—David Levi Faur, Hebrew University of Jerusalem, Israel
“This impressive book breaks important ground in the regulatory governance literature by bringing in a fresh corporate perspective. Based on a set of fascinating case studies of European regulation, Eckert compellingly unpacks key facets of corporate power. A must-read for regulation scholars who often neglect the targets of regulation!”
—Burkard Eberlein, York University, Canada
“This book offers systematic and empirically fascinating insights into the regulatory power of corporations which unfolds outside the traditional political arenas. Its policy effects have important implications for the target groups of regulation, the general public, and the democratic political process as such. The conceptualization and use of rich empirical sources make for a compelling read.”
—Adrienne Héritier, European University Institute, Italy
This book takes a fresh look at corporate power in the regulatory process. It examines how corporations seek to prevent, shape, make or revoke regulation. The central argument is that in doing so, corporations utilise distinct power resources as experts, innovators and operators. By re-emphasising the proactive role of business, the book complements our acquired knowledge of policymakers’ capacity to put pressure on, or delegate power to private actors. Empirically, the book covers European consumer and environmental policies, and conducts case studies on the chemical, paper, home appliance, ICT and electricity industries. A separate chapter is dedicated to the assumption that Brexit will lead to an unprecedented result of EU regulation being lifted, and how this could put corporate power in regulation at risk. This book provides a new perspective on the policy implications of corporate power to scholars, students and practitioners alike.

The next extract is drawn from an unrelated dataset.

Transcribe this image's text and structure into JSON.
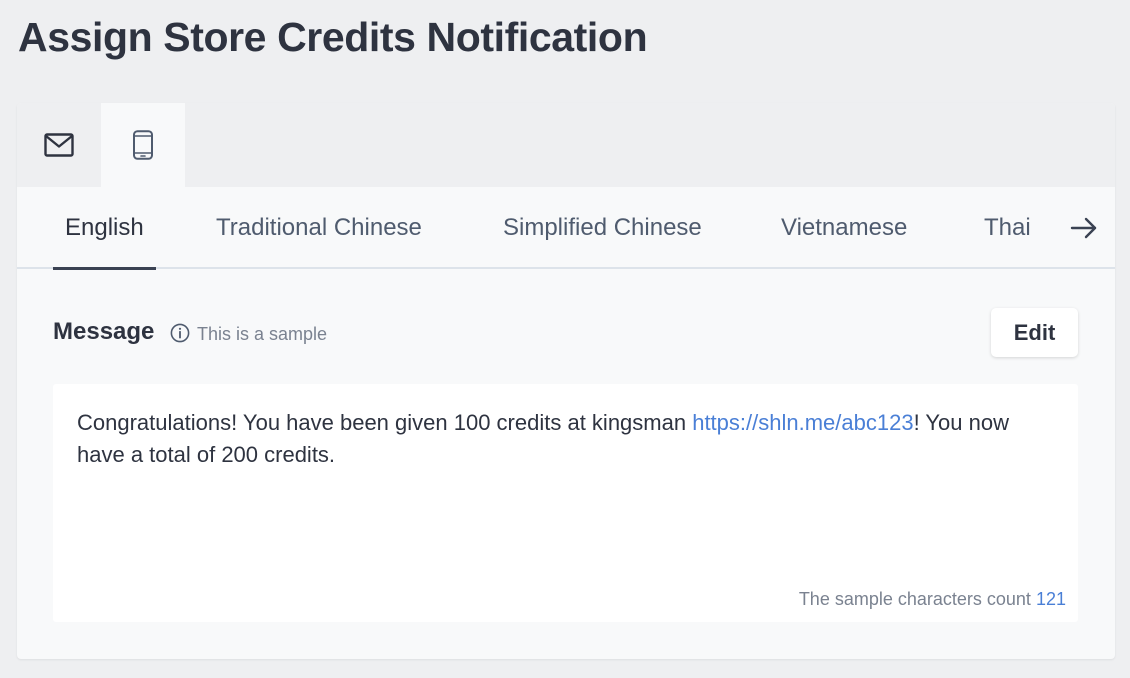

Sandra Eckert is Assistant Professor of Politics in the European Multilevel System at Goethe University Frankfurt/Main, Germany. Sandra previously held positions at the Universities of Osnabrück and Berlin, and at the European University Institute in Florence. She has published widely on public policy and regulation with peer-reviewed, international publishers and journals.